Catholic school funding 4
If my Public school board amalgamated with our neighbouring Catholic school board, we could reduce capacity of 5,500 student surplus spaces that we share between us. Not only would we be able to get rid of partially filled schools, but also we would be able to eliminate the redundant administration and duplicated services that these two boards prop up. Doing this, we would free up over 3.6 million dollars annually and another million dollars if we calculated according to our smaller Catholic board’s per pupil funding allocation.
If these are the millions saved in amalgamating these two small boards, imagine the millions saved across the province by ending this overlap? Enough is enough. Instead of dividing, we should be measuring and aligning our legacy. We should be calculating the potential savings across the province.
Imagine what we could do together in education, for all kids, from all faith and non-faith communities alike, with a single public school system for each official language only. We could direct our savings into effective and sustainable student programs, services, and school classrooms.

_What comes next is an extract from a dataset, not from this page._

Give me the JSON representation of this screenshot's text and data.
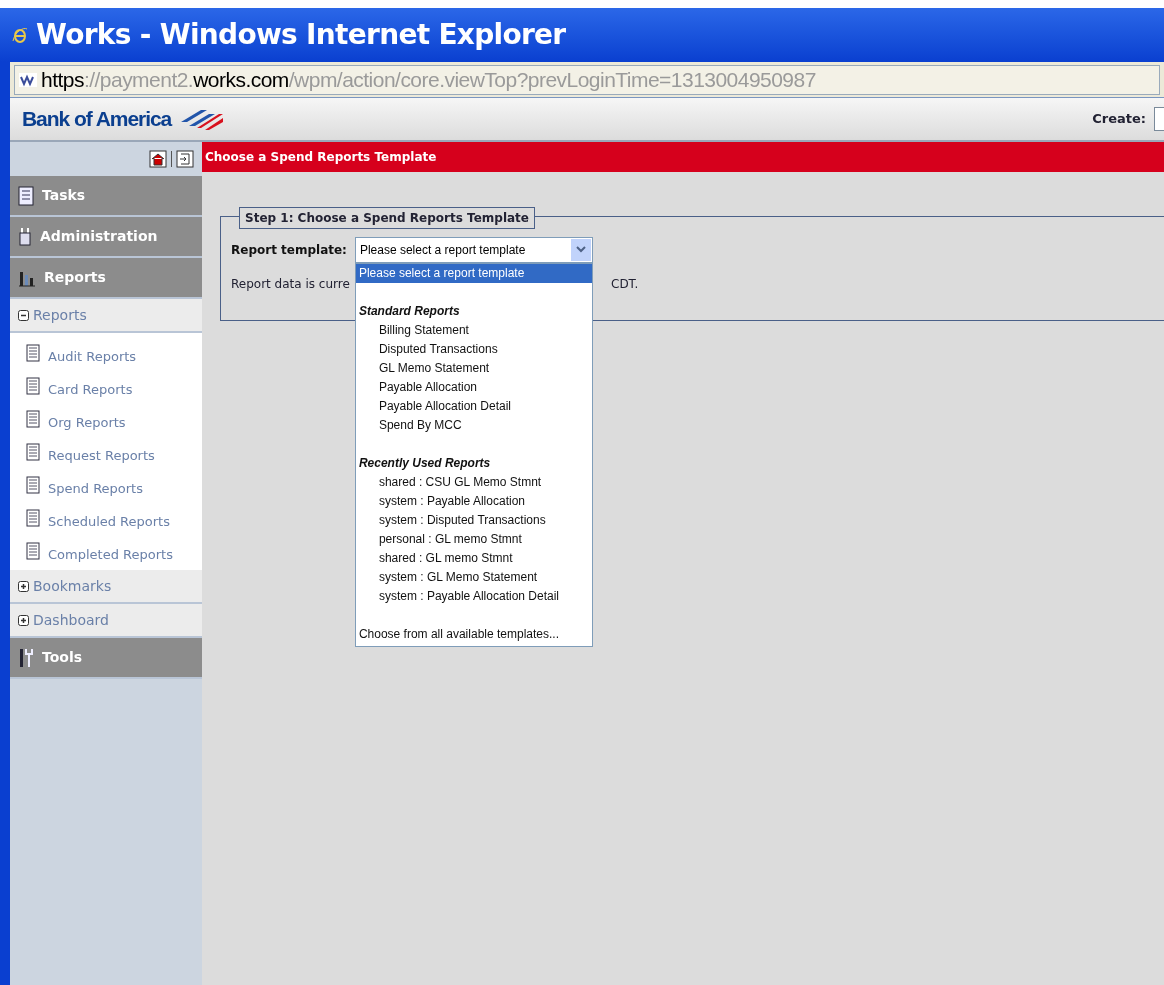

Therefore, re-investments in student programming becomes the priority over investment in organizational structures.
A student-centered funding strategy will enable us to provide quality educational programs and better-specialized supports with more overall choice for all students, as well as better overall supervision to increase safety and to optimize education outcomes. Smaller class sizes for all could become the norm. A properly funded transportation system would treat all student riders equally and provide better bussing service. We could clear the air by upgrading and retrofitting our remaining school buildings, do much needed capital repairs and complete long overdue maintenance orders to make our schools healthy and environmentally friendly. By properly funding music, art, drama, sports programs, and popular extracurricular activities, we could finally dispense with student fees and fundraising for these essentials.
I believe that her information was short shifted and tokenized by following responders, for a variety of reasons. Nor is it a red herring to the argument of not funding Catholic schools. It is an additional factor to that of stopping the funding for separate schools, whilst both schools have empty seating and thus are a drain on the entire system.